Mother’s memories of home:
I remember the hikes in the hills with Dad to cut a Christmas tree each year. Mother would phone the Rosencutters to get permission. Every Fourth of July there was a picnic in Walnut Grove and we kids shot off firecrackers. If it rained we’d go to the basement and sit under the house overhang and shoot our “lady-fingers” there.
After I left home I always looked forward to the visits home. I’d eat breakfast with Mother and Dad at the cluttered breakfast table and watch birds at the window feeder. Breakfast was home-made bread toast made on the hot coal-and-wood stove and a fresh brown egg. Dad always had hot oats sugared and creamed, egg and toast, and “larrupins.”
“Larrupins.” I’m not sure what that means. I looked it up, and I’m still not sure specifically what it means. My best guess here is that it means something (anything) really tasty.
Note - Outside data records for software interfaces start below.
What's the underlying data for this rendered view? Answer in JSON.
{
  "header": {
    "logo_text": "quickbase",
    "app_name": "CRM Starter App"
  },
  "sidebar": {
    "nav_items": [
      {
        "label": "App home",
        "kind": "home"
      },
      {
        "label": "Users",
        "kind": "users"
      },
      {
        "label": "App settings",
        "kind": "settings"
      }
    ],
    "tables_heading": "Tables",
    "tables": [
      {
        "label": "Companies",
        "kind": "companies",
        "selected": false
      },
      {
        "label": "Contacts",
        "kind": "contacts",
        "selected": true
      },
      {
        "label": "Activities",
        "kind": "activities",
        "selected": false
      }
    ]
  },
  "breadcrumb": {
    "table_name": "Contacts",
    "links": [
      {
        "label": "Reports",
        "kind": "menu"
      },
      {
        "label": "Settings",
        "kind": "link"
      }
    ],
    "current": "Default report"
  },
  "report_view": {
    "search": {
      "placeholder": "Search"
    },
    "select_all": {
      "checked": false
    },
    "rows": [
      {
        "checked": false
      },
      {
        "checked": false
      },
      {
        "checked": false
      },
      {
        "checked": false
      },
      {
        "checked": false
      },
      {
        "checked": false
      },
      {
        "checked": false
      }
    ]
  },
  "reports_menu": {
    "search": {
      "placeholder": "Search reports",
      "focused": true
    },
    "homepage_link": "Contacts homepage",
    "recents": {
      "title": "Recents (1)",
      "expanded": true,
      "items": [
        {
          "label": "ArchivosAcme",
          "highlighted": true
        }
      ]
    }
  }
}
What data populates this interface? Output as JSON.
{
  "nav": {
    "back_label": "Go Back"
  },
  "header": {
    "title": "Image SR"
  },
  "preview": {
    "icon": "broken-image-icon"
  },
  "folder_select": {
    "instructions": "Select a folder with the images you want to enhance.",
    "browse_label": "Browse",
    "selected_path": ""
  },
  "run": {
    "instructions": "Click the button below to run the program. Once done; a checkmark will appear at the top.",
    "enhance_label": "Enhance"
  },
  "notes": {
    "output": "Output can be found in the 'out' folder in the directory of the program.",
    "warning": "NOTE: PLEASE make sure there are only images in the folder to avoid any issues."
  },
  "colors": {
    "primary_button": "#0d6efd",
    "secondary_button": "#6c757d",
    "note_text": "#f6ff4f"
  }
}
Mother wrote later in life that she learned how to swim in Wildcat Creek and once, when it flooded, her mother took her in a row boat way up the flooded creek. Patsy told me that Mother didn’t like living on the farm and couldn’t wait to get away from it.